The current system ensures that all public service broadcasting channels are universally available and free at the point of consumption.  We consider this to be an important principle as it ensures that those who are most vulnerable and least able to pay are not denied the considerable benefits that the PSBs deliver.


We also note the requirement for the broadcasters to ensure their content is accessible to people who are visually or audio-impaired, and that the PSBs are held to higher quotas for subtitled, signed or audio described content.  This is a service that is valued and valuable and should be maintained.



We note that, during a time of extraordinary national crisis, the Public Service Broadcasters have had the flexibility, resources and incentives to adapt their content and output quickly and effectively to support the public.  This has been illustrated most powerfully by those households who have had to home school their children, supported by significant investments in content from the PSBs.


The public has turned to the PSBs for impartial and accurate news. At the peak of the crisis in mid-April, audiences for each of the BBC news bulletins at one , six and 10 o’clock had increased by between 50 and 75 per cent.

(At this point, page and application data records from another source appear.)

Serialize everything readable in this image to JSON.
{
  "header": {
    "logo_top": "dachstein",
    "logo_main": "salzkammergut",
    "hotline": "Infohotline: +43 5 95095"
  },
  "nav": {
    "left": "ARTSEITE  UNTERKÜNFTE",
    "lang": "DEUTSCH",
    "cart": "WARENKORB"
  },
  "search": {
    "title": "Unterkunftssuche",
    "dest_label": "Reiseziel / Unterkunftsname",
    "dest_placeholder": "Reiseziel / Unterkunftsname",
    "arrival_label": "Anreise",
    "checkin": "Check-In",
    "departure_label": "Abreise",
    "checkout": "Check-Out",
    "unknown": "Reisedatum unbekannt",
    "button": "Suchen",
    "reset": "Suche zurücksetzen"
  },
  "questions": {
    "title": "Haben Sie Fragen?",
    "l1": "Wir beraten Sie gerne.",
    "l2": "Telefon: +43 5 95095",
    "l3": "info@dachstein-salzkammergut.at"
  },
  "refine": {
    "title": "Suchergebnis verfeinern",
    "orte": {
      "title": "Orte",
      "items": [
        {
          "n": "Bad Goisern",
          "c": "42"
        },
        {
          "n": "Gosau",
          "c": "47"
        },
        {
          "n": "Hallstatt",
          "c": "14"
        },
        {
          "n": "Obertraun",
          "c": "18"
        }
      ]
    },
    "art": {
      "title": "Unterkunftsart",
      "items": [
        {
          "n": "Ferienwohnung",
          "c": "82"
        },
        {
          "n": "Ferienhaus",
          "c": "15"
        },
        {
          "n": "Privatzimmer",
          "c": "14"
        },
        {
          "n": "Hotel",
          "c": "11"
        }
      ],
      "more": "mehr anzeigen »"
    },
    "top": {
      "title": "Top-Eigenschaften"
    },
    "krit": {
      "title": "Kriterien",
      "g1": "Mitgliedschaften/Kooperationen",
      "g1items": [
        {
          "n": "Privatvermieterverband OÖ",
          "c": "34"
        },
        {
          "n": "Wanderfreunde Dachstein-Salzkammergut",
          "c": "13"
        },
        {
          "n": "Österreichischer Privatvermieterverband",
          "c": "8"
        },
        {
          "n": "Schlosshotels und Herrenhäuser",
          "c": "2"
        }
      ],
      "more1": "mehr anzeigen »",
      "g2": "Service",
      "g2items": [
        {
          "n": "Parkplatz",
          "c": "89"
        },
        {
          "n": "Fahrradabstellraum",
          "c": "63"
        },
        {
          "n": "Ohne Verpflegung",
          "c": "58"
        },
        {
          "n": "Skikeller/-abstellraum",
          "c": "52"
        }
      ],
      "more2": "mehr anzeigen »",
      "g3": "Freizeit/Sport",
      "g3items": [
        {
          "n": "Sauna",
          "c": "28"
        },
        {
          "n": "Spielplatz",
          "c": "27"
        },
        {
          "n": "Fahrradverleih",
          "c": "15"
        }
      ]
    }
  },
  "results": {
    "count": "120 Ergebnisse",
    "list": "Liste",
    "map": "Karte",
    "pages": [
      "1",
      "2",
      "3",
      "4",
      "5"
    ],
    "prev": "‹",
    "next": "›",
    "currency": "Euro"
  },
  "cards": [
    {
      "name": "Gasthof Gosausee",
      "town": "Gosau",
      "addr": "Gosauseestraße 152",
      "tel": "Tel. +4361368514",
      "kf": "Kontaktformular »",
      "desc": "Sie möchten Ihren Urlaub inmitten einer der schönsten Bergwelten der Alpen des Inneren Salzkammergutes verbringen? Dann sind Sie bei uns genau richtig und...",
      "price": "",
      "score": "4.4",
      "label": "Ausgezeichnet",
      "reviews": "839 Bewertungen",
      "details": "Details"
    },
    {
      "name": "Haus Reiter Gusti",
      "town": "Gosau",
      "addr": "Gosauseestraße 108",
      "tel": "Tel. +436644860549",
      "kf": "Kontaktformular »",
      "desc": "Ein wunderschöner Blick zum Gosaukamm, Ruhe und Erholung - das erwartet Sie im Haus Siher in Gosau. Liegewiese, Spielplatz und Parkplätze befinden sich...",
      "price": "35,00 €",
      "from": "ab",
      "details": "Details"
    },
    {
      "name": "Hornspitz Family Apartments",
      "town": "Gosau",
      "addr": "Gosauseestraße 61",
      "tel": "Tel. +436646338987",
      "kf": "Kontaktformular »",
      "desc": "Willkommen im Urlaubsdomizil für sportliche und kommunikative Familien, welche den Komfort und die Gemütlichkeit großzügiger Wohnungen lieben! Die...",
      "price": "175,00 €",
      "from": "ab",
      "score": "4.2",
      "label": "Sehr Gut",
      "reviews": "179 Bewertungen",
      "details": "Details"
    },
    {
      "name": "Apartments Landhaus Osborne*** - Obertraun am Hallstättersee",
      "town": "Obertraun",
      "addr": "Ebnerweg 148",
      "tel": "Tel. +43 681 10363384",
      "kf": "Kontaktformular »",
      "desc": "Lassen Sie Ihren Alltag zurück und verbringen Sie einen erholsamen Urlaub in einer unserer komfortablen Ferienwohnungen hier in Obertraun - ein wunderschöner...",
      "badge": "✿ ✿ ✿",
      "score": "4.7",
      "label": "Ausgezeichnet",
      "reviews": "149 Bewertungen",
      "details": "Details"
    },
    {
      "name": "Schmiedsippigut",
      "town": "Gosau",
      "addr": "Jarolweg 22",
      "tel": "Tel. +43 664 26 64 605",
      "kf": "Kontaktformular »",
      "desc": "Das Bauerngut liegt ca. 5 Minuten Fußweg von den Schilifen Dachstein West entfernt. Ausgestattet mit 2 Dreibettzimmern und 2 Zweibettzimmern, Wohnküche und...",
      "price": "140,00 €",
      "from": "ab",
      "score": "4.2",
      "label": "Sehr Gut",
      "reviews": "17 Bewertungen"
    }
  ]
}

And the BBC’s Global News Division had an average reach of about 430m a week in March. The “trust” figures for the BBC in the UK have also increased and Ofcom research shows that people were more likely to turn to the BBC’s TV, radio and online services for the latest news on the pandemic than anywhere else.


Channel 4 News’ audience effectively doubled in ten days in March attracting 20 million viewers during one week and it reported the biggest social media following of any UK news programme. ITV News also reported higher than usual audiences across all its programmes, as audiences turned to the public service broadcaster for information on the latest measures to help fight the pandemic.


It is hard to put a value on the benefits this has bought to citizens of England and the other nations, uniting us all under the most difficult of circumstances. But it is clear that the impact has been broad reaching and sustained and sits alongside by services offered free of charge by other cultural organisations such as the National Theatre, demonstrating how public services play an important role in our society.


The impact on younger audiences should be carefully considered, in the light of research conducted by Freeview showing that, notwithstanding the popularity of online streaming services among younger viewers, lockdown seems to have increased their affection and support for the PSBs. In this research, almost two thirds of 16-34 years olds said that they valued content from the PSBs more now than before the onset of Covid-19 and three quarters of 16-34s said that the PSBs played an important role in bringing together the nation in times of crisis.



The BBC has announced a review of its news and current affairs services in England and we intend to consider carefully any submissions that it might make to Ofcom on changes to its operating licence. Regional television news bulletins across England have performed strongly in recent months and are likely to be invaluable in the future if lockdowns are reintroduced on a regional basis in response to local hotspots.


Looking Ahead

Looking ahead, we would like to see Public Service Broadcasting remain the cornerstone of our creative ecosystem, supporting production and new forms of digital consumption as well as traditional broadcasting. Our television and radio services are admired and consumed around the world, based on a unique approach that blends public-value driven and commercially driven businesses to compete for the best ideas, creators, contributors and creativity.  Ofcom has a unique role to maintain and strengthen PSB and we support and applaud the way that regulation was developed to allow a flexible and purposeful approach.  We support this continuing role for Ofcom and will be working closely with the teams running Small Screen: Big Debate to help develop proposals around services and accountability that will continue to benefit all the audiences in England and the other Nations.